Insulin is one of those words that everybody’s heard of, but many can’t actually explain. Asked what it is and why it’s important, they shuffle their feet and uncomfortably shrug their shoulders. For those people concerned with controlling their body fat levels (and who isn’t?) that creates a problem. Insulin, you see, has a critical part to play in determining whether your body is lean and mean or flabby and lethargic. Let’s find out how.
The Carb / Insulin Connection
Every piece of food that we eat travels down into our stomach and is broken down into small particles that travel through the gastro-intestinal tract. When that food is in the form of carbohydrate it gets broken down into glucose. Now, your body can only use so much of that glucose at any one time. What doesn’t get used gets stored by your body. To transport that spill-over glucose to its storage site, your body produces a hormone called insulin. You could liken insulin to a railway carriage cart that carries glucose around the body.

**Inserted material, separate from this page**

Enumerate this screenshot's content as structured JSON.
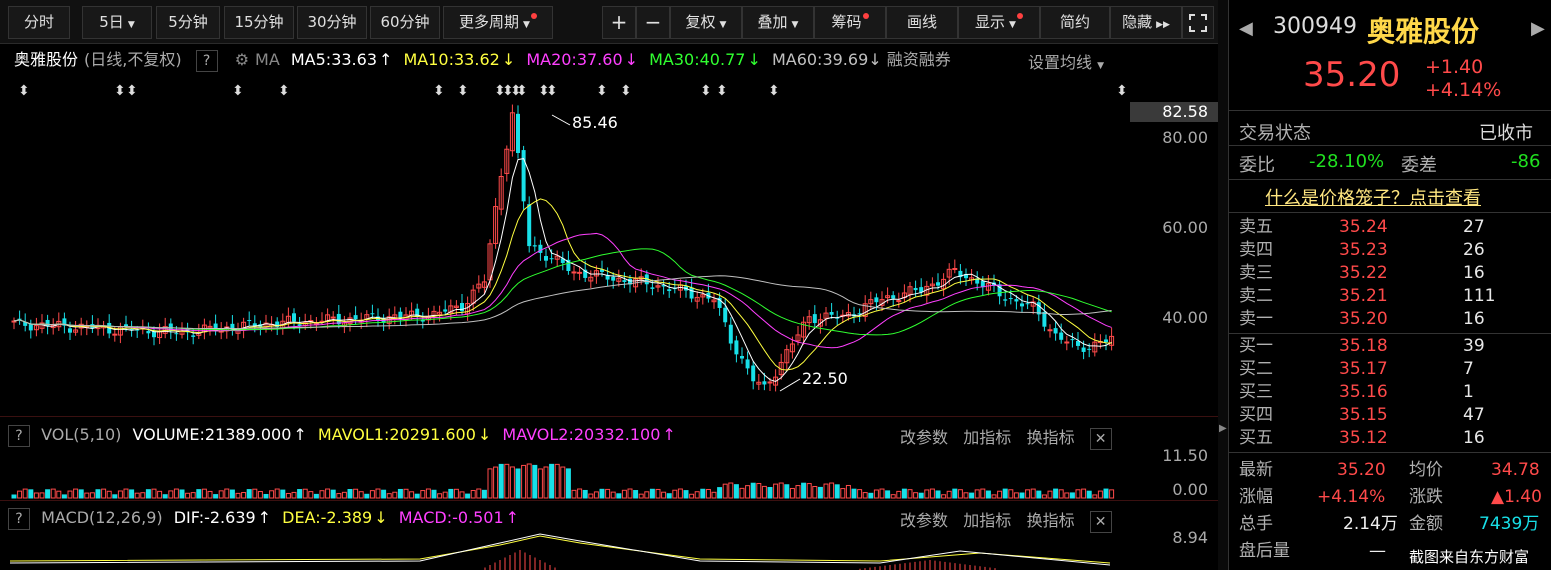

If the body didn’t produce insulin, we’d end up with a whole lot of excess sugar in the blood. This would make the blood extremely thick and difficult to move through the veins and arteries. This would require the heart to pump a lot harder to move the blood around the body.
The Fat Storage Train
There are only a couple of places that the insulin can carry the extra glucose to. The first place is the liver. There it will either be used or moved on to the next location, which is the muscle cell. The more muscle we have, the more glucose is required for maintenance and energy. That’s why the more muscle you have, the leaner you will be. If the muscle cell rejects the glucose that is offered to it because it’s already saturated, that glucose will then be stored as body fat.
The more high carb food you eat, the more your pancreas will be releasing insulin. Over time, your liver and muscle cells will stop responding to the insulin that is transporting the spill-over glucose to them. At that stage, you will have developed insulin resistance. This will, of course, force the insulin to keep dumping it’s load as fat storage. You will develop a low sensitivity to insulin and your body will keep sending out more glucose to try to fuel the cells. That glucose will just continue to be stored as fat.
Stop! I Want To Get Off
How do we avoid getting into this dangerous state with our insulin levels. Well, that requires that we stop insulin production at the source – the foods we eat. By cutting back on carbs and increasing our consumption of proteins and healthy omega-3 fats we will dramatically decrease the rate of insulin production. This will allow us to, in effect, reprogram the cells – to utilize proteins and fats and stop rejecting carbohydrates.
The key types of carb to restrict are simple carbs that are digested quickly and lead to a rapid spike in blood sugar, such as processed sugar and flour products. These lead to surges of insulin production, which clear the sugar from the blood, leading to hypoglycemia. Consequently, this makes you hungry again and you’ll and to eat more simple carbs. You will be on treadmill to fatville!
Insulin Control Tips
- Eat blueberries – studies show their ability to increase insulin sensitivity (1)
- Supplement with Vitamin D – 4000 IU daily will improve your insulin resistance (2)
- Add cinnamon – a teaspoon a day in your smoothie will assist insulin uptake in muscle cells (3)
- Eat nuts – almonds, walnuts, hazelnuts – they’re all beneficial in helping to control insulin levels (4)
- Exercise – high intensity interval training, such as CrossFit, will dramatically improve your insulin balance (5)
Insulin Key Facts
- Insulin is produced when you eat carbohydrates
- Insulin transports glucose to muscle cells, the liver and fat cells
- Insulin resistance fast tracks the insulin to fat cells
- Reduce simple carbs to lower insulin levels
- Eat more protein and essential fats to recharge your muscle cells
Latest posts by Steve Theunissen (see all)
- The One Page Guide to Pre-Workout Nutrition - August 3, 2016
- Is Bacon Good for You? 4 Common Myths Debunked - July 29, 2016
- What is Insulin and It’s Connection to Fat Storage - May 21, 2015